ASSIGNED TASK:
Below are the records. Gather each line that holds "name".

******************************

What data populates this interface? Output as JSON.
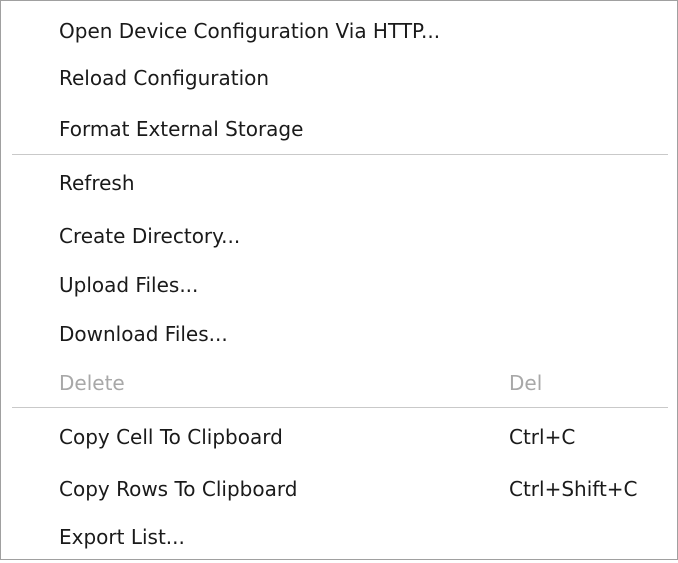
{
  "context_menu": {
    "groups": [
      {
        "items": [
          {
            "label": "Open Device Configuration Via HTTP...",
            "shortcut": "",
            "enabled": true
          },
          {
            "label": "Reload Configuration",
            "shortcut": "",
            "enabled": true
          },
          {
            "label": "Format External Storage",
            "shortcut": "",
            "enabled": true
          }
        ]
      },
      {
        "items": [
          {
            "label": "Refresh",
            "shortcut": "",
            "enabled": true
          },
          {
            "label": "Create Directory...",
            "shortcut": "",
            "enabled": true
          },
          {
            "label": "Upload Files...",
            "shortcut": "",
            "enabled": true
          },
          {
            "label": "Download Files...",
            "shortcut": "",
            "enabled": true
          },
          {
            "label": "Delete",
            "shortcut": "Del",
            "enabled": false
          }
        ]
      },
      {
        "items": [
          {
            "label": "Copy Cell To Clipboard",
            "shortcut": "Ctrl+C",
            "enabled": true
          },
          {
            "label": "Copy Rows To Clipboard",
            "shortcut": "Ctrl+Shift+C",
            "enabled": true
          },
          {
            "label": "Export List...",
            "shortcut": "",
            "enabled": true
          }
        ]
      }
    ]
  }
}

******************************

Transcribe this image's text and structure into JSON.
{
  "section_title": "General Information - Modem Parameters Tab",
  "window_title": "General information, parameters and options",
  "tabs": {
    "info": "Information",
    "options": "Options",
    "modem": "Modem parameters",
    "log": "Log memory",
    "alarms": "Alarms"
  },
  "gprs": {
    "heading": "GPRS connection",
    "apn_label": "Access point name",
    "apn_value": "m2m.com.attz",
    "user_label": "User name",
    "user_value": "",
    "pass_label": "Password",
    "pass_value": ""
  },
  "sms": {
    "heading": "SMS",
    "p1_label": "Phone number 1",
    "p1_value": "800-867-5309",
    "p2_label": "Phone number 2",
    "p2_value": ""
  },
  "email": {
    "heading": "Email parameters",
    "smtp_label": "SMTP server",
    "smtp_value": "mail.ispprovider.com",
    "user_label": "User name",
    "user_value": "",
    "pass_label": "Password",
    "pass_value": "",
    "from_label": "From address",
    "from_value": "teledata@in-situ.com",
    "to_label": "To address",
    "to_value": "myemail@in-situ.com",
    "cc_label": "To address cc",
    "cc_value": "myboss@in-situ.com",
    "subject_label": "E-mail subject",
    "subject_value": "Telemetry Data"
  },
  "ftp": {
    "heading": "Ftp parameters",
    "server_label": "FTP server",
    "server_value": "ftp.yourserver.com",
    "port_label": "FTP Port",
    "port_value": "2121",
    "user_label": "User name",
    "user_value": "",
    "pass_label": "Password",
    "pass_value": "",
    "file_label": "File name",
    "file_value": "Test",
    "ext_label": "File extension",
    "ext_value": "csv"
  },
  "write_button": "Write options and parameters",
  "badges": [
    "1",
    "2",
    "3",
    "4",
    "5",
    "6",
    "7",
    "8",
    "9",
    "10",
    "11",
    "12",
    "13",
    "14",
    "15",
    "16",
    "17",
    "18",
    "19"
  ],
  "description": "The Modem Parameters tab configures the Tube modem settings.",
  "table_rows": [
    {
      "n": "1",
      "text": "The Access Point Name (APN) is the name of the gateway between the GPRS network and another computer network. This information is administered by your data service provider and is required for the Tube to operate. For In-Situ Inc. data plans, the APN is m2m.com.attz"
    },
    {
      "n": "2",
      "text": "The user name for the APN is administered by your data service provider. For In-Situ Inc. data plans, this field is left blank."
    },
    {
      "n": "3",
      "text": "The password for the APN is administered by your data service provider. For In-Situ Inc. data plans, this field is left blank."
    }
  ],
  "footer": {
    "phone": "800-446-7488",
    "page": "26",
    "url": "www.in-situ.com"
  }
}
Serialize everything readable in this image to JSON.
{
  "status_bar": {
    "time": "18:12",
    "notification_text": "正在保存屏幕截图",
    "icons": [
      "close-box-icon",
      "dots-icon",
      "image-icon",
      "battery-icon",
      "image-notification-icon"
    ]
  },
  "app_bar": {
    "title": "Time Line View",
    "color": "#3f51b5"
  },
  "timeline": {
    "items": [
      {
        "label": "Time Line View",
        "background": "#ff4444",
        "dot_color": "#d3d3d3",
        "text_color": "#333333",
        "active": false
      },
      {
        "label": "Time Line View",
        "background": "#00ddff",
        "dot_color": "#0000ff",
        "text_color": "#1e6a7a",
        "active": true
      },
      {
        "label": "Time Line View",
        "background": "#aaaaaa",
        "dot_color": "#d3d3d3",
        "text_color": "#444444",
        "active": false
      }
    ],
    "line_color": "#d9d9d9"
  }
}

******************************

EXERCISE SOLUTION:
    "apn_label": "Access point name",
    "user_label": "User name",
    "user_label": "User name",
    "user_label": "User name",
    "file_label": "File name",
      "text": "The Access Point Name (APN) is the name of the gateway between the GPRS network and another computer network. This information is administered by your data service provider and is required for the Tube to operate. For In-Situ Inc. data plans, the APN is m2m.com.attz"
      "text": "The user name for the APN is administered by your data service provider. For In-Situ Inc. data plans, this field is left blank."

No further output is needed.